My name is Padraic Tighe and I have been a chef for over 20 years. I am originally from Castlebar but now live in Loughrea. My first job was as a barman for ten years in hotels, clubs and bars all around Castlebar, but as I always had a passion for cooking and hated the hours as a barman, I took the leap from being a barman to go to college in GMIT
So in 2001, I went to college in GMIT where I did my training as a chef for two years. While in college I did some work in Castlebar and Westport, which I loved,but a friend of mine is from Limerick and he asked me to move to Limerick, to which I did for 6 years (love it there too).

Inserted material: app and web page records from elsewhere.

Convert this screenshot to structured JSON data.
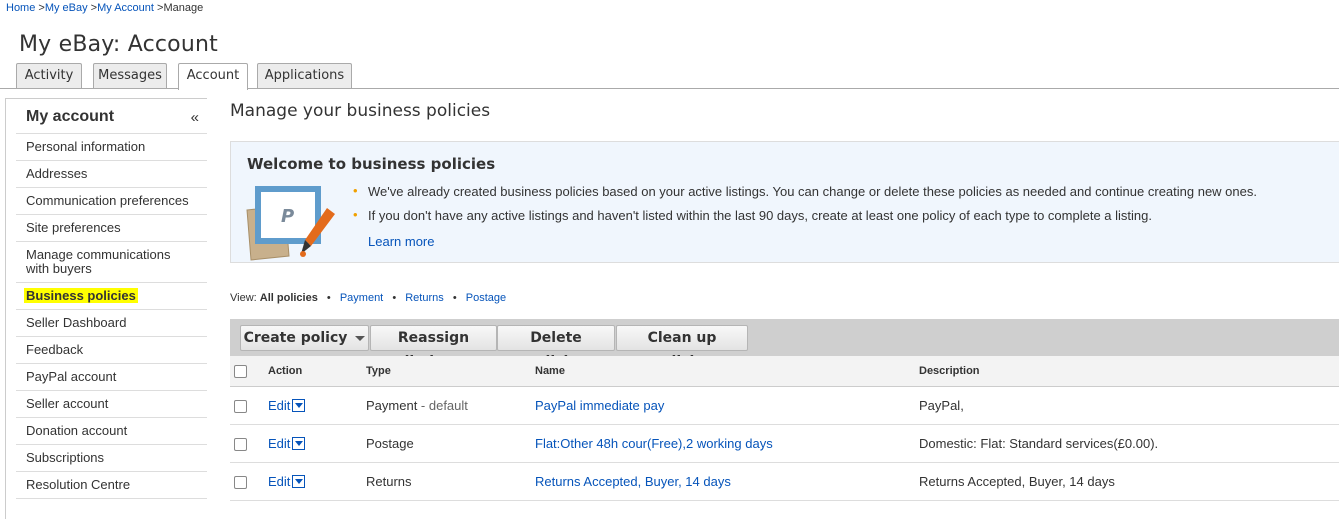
{
  "breadcrumb": {
    "home": "Home",
    "sep1": " >",
    "my_ebay": "My eBay",
    "sep2": " >",
    "my_account": "My Account",
    "sep3": " >",
    "current": "Manage"
  },
  "page_title": "My eBay: Account",
  "tabs": [
    {
      "label": "Activity"
    },
    {
      "label": "Messages"
    },
    {
      "label": "Account"
    },
    {
      "label": "Applications"
    }
  ],
  "sidebar": {
    "title": "My account",
    "collapse": "«",
    "items": [
      {
        "label": "Personal information"
      },
      {
        "label": "Addresses"
      },
      {
        "label": "Communication preferences"
      },
      {
        "label": "Site preferences"
      },
      {
        "label": "Manage communications with buyers"
      },
      {
        "label": "Business policies"
      },
      {
        "label": "Seller Dashboard"
      },
      {
        "label": "Feedback"
      },
      {
        "label": "PayPal account"
      },
      {
        "label": "Seller account"
      },
      {
        "label": "Donation account"
      },
      {
        "label": "Subscriptions"
      },
      {
        "label": "Resolution Centre"
      }
    ]
  },
  "main": {
    "title": "Manage your business policies",
    "welcome": {
      "title": "Welcome to business policies",
      "bullets": [
        "We've already created business policies based on your active listings. You can change or delete these policies as needed and continue creating new ones.",
        "If you don't have any active listings and haven't listed within the last 90 days, create at least one policy of each type to complete a listing."
      ],
      "learn_more": "Learn more"
    },
    "view": {
      "label": "View:",
      "all": "All policies",
      "dot": "•",
      "payment": "Payment",
      "returns": "Returns",
      "postage": "Postage"
    },
    "toolbar": {
      "create": "Create policy",
      "reassign": "Reassign listings",
      "delete": "Delete policies",
      "cleanup": "Clean up policies"
    },
    "table": {
      "headers": {
        "action": "Action",
        "type": "Type",
        "name": "Name",
        "description": "Description"
      },
      "rows": [
        {
          "action": "Edit",
          "type": "Payment",
          "type_suffix": " - default",
          "name": "PayPal immediate pay",
          "description": "PayPal,"
        },
        {
          "action": "Edit",
          "type": "Postage",
          "type_suffix": "",
          "name": "Flat:Other 48h cour(Free),2 working days",
          "description": "Domestic: Flat: Standard services(£0.00)."
        },
        {
          "action": "Edit",
          "type": "Returns",
          "type_suffix": "",
          "name": "Returns Accepted, Buyer, 14 days",
          "description": "Returns Accepted, Buyer, 14 days"
        }
      ]
    }
  },
  "colors": {
    "link": "#0654ba",
    "highlight": "#ffff00",
    "bullet": "#f0a000",
    "toolbar_bg": "#cfcfcf"
  }
}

I then moved around from Limerick to Killarney back to Galway, Athlone, and now Ennis. I am currently working in Ennis Hospital due to the pandemic. I was working in Centre Parcs but like all in the hospitality industry, Centre Parcs was last open on St Stephens day and can’t open again until we are in level 2.
When I finished college, one of my lecturers was talking to my parents about me going on to a BA degree, which I did not want to do. I was too busy playing jack the lad and enjoying life , partying and having a good time without thinking of my future, and worrying about retirement, pension, having a house mortgage-free and rent-free, not having to worry about anything and living on a state pension. People working in public jobs get a nice lump sum when they retire, compared to this industry where there is nothing for anyone unless you pay into your own pension (and also affect your wages).

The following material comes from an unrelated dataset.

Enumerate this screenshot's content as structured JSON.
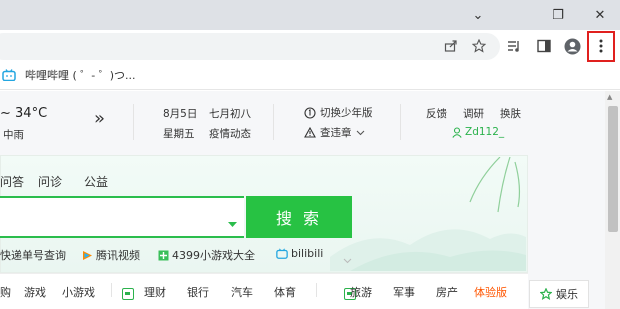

So basically what I am trying to say, is that before you go partying and enjoying life - especially in this job as it goes hand in hand (due to anti social hours) - look to the future and your EDUCATION, if you’re going to stay in this industry (about which I have no regrets as I have made some fantastic friends with more to meet and it has brought me to most parts of Ireland). Get your education in order.
For years I kept on putting off going back to college and doing a BA degree. It was always on my mind, and one of the main reasons was that I did not fancy working in a kitchen until retirement age and not getting home till 10-11pm at night. At the stage in life, it’s all about winding things down and getting ready to enjoy life and not waiting for the last day of work while hearing your bones cracking with pain from years of hard work on your legs and knees and back.
At present I am in AIT college doing an Honours Degree in Culinary Arts in Entrepreneurship. I have already done a BA degree, and all going well. I might go on and do my Masters. Why, you ask?
Simple! Before I did my BA, I planning on being a chef and going on to be head chef and stopping there. Doing the BA has now given me more choices and options to get a job for a better work life balance with a good wage and pension( to which I hopefully will not be paying into i.e. HSE, public jobs). It give me choices such as lecturer, manager in HSE, production manager, food production manager. To some, those may sound boring, but it is all about a work life balance.
For the last two years I have been working social hours from 8-4pm. Before I would work 12-9/10pm and getting home at 11pm or go straight to the pub then late bar and roll home at 2-3am. It is my current hours that I have now started getting used to and love (a life). Getting home from work at a reasonable time and watching football or rugby or if my wife and I want to go out for a meal then I have time to get ready and look good instead of rushing home to throw on anything and get out before the pubs close.
Since starting the BA degree I can see more choices ahead. With the course I am doing now, a lot of chefs who did the same course have gone and developed their own products. A friend of mine who went on to do his Masters got a fantastic job and he told me if it wasn’t for his Masters he won’t have got the job. He is now doing lecturing one day a week. All this from doing his Masters. All lecturers will tell you education is important. Yes, experience counts for a lot in this industry as a lot of chefs including me do not have a leaving cert and it’s hard trying to get an education with no leaving cert. So, to get where I am today is an achievement not just for me but for everyone.
Doing the BA helps you become a better chef by learning leadership, HR, food and marketing, and modern techniques. It also gives you confidence.
Education opens doors for opportunities to progress in the industry - be it in the hospitality industry or the hospital sector, and to look at different avenues in food production. In the honours degree we studied microbiology, which opens up other sectors again such as microbiology lab work.
I would highly advise anyone go and do a BA degree and BA honours degree, not just to further their career but to learn more about the industry itself, i.e. the role of HR in the industry. For example, if you work in a small restaurant and the business has no HR in place then it’s up to the head chef to learn the law. By doing a BA, you will learn the relevant laws and the role of HR management in the work place and by learning this it makes you a better chef who is able to help with any problems in the kitchen.
During the course we did advanced pastry, which I really enjoyed as I love baking breads and pastry. So by doing the advanced pastry, I was able to improve my baking skills and by doing this I learned how to bake breads better, tastier, to bake them longer and to get a darker colour and that is where all the flavour is in the breads. A lot of people do not know this which makes a lot of sense.